As we waited for the Staten Island ferry in New York this summer, music floated toward us. We hurried over to a crowd of people, and inside the circle of spectators, five or six break-dancers bounced off the concrete like it was a trampoline. With each beat of the song they twisted into new shapes and threw themselves around like rhythmically inclined rag dolls. Showing off their urban street-dancing skills, these performers coiled and leapt, bounded and pretzel-ed their bodies into awesomely awkward positions that made my bones ache. The crowd of strangers watched with raised eyebrows, clapping their hands and tossing dollars into the bucket being passed around. (Here’s a video of the New York break dancers. Enjoy!)
That day, I never would’ve guessed that in a few short months I’d be experiencing a kind of dancing so wildly different from the body-throwing, concrete-bouncing kind. And now, Yupik dancing is the only kind of dancing within hundreds of miles.
The songs the Natives dance to can depict anything from daily activities like taking a steam bath or walking through a blizzard to songs that tell about heroic events or traditional stories. The normal dance formation is two long parallel lines of people, women standing in the back and men kneeling in the front. Unlike break-dancing or any other kind of dancing I knew before, Yupik dancing involves mostly arm movements.

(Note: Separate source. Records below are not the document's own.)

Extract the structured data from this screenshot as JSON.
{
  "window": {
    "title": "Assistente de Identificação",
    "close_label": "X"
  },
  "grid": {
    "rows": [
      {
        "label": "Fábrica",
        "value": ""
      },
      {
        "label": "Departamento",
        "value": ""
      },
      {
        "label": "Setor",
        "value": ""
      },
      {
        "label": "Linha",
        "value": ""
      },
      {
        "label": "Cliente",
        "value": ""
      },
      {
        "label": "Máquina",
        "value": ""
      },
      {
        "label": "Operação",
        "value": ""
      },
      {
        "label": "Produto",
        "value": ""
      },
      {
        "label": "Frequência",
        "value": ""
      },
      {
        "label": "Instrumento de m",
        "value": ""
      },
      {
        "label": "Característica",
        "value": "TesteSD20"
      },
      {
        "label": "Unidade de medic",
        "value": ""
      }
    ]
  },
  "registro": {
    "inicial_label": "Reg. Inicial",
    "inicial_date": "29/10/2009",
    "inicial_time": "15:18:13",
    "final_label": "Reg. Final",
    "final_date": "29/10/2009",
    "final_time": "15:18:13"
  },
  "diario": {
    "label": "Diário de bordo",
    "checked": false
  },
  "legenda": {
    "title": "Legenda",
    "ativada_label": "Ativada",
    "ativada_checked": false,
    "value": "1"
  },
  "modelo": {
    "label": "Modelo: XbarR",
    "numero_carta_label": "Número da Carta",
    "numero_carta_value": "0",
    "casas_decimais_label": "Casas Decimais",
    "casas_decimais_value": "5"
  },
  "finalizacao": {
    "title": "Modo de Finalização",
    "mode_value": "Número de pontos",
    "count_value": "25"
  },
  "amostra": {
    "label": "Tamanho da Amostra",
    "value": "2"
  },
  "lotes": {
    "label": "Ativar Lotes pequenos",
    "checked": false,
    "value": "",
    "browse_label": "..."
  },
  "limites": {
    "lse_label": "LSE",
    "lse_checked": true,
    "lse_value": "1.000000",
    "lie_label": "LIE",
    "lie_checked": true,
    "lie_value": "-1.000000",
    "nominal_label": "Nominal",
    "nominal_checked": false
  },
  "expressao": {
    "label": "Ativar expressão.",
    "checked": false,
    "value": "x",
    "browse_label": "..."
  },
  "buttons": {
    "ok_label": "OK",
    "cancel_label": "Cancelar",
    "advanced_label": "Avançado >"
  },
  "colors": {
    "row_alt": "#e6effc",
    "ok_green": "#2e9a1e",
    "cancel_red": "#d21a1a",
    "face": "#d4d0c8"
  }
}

At the beginning of the semester, Kim and I went to the village community center (a shaky building with a ply-wood floor, old tables shoved to the side for people to sit on) to watch some Yupik dancing. It was my first time seeing this type of dancing, and it was very different—and oddly mesmerizing. Wearing their traditional guspuqs and singing along with the heavy drumbeats, the pride of the Natives is obvious in their smiles and in their voices. Even the younger ones beam as they execute the few dance movements they do know and stand next to their family and friends, elders and other children, all dancing the stories of their culture. Sometimes the songs echo out into the hallways from the gym after school, reminding everyone exactly where they are—an Eskimo village, a Yupik world of its own.
While you might find students in the Lower 48 tapping their foot and nodding their head to a Katy Perry song, here you might see a student practicing his or her hand motions while humming a Yupik tune. There aren’t many places left in the United States that thrive on tradition and pride in their simple way of life. For the modern and developed parts of America, grocery shopping is the new hunting and video games are the new dancing and singing, and sure, that’s a wonderful culture of its own. But in this interesting little village, the Natives honor the past while taking part in the present—at least the parts of the modern world they CAN take part in. They text on their cell phones AND sew winter clothing; they use the Internet AND make tundra-grass baskets; they buy chips at the student store AND go seal and moose hunting to provide for their families. They listen to Beyonce AND sing and dance to their own Yupik songs. They take advantage of technology AND they keep their traditions alive, making this little village one of the most rich and unique cultures I’ve ever experienced.